But you could have a geologically living “world” if you cut the width down ten or twenty-fold, but made the rock depth more planetary (ie, 5000km, depending on the thermal properties of the Scrith.) Real continents, mountains and oceans, instead of sculpted Scrith. And no danger of meteors punching through. But still a phenomenal amount of living space. (And only 50 times the pressure-per-m^2.)

Likewise, most Ringworlds, including Niven’s, are depicted with 1000km high walls at right-angles to hold the atmosphere. But if it’s a million kms wide, then a slight upward curve at the edges would “cup” the atmosphere. (Plus give you a bare Scrith surface above the atmosphere, easily reachable from the surface. A perfect place for hypersonic maglev transportation.)
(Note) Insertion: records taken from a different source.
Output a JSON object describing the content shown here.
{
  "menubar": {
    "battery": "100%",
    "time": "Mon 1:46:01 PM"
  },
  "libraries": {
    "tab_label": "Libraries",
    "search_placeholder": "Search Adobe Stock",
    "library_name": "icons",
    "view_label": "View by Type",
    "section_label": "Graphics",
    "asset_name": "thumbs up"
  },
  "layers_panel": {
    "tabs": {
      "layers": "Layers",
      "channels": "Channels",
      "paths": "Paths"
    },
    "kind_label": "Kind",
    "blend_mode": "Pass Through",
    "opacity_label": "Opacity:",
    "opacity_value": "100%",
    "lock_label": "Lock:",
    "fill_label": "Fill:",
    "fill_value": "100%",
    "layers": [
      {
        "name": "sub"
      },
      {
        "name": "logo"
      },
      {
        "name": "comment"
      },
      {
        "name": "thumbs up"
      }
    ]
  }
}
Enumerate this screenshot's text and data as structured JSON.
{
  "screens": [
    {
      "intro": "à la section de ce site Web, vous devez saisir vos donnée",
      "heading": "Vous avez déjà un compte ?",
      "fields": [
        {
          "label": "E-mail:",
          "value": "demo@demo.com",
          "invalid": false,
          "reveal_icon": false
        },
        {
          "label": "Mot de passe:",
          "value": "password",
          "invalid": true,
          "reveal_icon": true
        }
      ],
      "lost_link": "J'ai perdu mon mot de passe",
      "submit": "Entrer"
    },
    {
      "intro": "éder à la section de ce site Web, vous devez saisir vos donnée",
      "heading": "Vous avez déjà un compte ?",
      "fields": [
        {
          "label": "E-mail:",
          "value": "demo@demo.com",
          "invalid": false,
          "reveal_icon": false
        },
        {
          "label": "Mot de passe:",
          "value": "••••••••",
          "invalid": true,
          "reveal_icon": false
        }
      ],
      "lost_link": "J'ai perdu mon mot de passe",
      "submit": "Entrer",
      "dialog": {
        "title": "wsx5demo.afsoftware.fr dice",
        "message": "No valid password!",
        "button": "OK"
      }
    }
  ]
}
Similar slight surface rises could ecologically divide the Ringworld into separate (but reachable) “worlds”, with isolated atmospheres/geology/etc.

1. Hi Paul.451

Sorry for my tardy reply. Busy doing Icarus stuff and Dad duties.

The mass of that much artificial planet boggles the mind. The idea of a Ringworld is to increase the surface to mass ratio compared to natural planets, not undo that effort utterly. But maintaining the surface cover will require some very tricky efforts by the designers, rather than ad hoc imaginings by SF novelists ðŸ™‚

6. Tom Kalbfus says:

I know another way to make a ringworld. Instead of scrith, we can use 1000 Jupiter masses of Tungsten, relying on the matter’s gravitational weight at an AU’s distance instead of its tensile strength. 1000 jupiter’s inward weight will about equal 1 jupiter’s outward weight at a centripetal acceleration of 1g towards the Sun the two balance out. I’ve calculated that a ringworld could be built around Alpha Centauri A with a radius of 184,375,961.81 km, it rotates with a tangential velocity of 1,344.66 km/sec and takes 10 days to make a complete rotation around the star at this velocity. Alpha Centauri B, the second star in the system can be pushed outward by the 1000 jupiter masses of infalling tungsten using gravitational flybys. tungsten is nice and compact, about 20,000 tungsten tracks each one about 25 wide and 50 miles deep seperated by intervals of empty space of 25 miles are all that’s needed to support a 1,000,000 mile wide ringworld band. The ringworld material can enclose such no rotating tracks and the enclosing surfaces can be used as excess radiators to keep the inner surface of the ringworld from overheating. So the tungsten tracks don’t rotate (1000 jupiter masses) but the inhabited surface does ( 1 jupiter mass) the two balance out.

7. Hi Tom

Several points:
(1) what stops the tungsten weights from falling into the Sun?
(2) 1,000 Jupiter masses is 1 Sun mass… you’ve blown the mass budget!
(3) Where do you get 1,000 Jupiter masses of tungsten from anyway?

Thanks for thinking about it, though.